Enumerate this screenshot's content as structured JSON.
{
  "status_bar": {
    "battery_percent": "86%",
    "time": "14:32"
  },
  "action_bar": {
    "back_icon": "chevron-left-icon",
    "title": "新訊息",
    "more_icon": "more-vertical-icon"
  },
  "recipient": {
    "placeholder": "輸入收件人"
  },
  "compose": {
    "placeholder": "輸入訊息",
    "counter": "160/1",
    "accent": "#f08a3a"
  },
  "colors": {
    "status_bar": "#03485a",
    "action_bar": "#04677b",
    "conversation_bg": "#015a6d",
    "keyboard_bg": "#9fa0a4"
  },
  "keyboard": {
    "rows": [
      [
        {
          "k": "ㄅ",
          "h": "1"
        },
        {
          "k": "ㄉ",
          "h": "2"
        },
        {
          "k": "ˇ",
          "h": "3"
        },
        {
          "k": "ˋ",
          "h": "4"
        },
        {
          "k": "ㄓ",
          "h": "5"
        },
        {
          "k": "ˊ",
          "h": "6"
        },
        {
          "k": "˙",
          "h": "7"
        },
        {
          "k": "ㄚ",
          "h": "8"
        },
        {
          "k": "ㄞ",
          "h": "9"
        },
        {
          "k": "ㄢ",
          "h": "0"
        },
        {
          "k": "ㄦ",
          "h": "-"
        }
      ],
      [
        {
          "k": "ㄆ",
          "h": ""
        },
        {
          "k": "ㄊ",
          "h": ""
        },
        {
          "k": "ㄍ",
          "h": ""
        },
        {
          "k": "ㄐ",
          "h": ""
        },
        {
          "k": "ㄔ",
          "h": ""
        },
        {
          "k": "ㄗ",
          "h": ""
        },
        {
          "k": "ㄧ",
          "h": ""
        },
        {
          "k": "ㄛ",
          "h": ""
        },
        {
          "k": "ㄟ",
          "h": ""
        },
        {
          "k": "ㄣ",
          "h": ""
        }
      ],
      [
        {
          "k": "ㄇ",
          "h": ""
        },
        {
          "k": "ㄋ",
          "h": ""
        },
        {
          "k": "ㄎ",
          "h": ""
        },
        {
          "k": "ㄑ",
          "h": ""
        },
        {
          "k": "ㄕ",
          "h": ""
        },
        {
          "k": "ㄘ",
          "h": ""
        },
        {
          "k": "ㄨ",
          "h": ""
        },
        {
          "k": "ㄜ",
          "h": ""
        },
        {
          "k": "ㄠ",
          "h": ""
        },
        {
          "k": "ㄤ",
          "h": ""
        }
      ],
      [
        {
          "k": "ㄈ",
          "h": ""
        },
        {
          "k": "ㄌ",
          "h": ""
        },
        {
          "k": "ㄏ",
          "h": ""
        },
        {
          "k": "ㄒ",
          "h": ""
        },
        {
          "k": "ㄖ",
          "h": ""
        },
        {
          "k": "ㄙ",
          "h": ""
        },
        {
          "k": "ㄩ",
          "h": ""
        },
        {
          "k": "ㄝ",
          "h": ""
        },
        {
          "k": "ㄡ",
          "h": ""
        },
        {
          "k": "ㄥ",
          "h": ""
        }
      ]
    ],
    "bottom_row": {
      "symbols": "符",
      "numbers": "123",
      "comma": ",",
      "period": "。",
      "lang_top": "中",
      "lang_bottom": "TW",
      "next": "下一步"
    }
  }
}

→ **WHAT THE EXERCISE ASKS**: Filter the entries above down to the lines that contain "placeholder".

→ **FINAL ANSWER**:
    "placeholder": "輸入收件人"
    "placeholder": "輸入訊息",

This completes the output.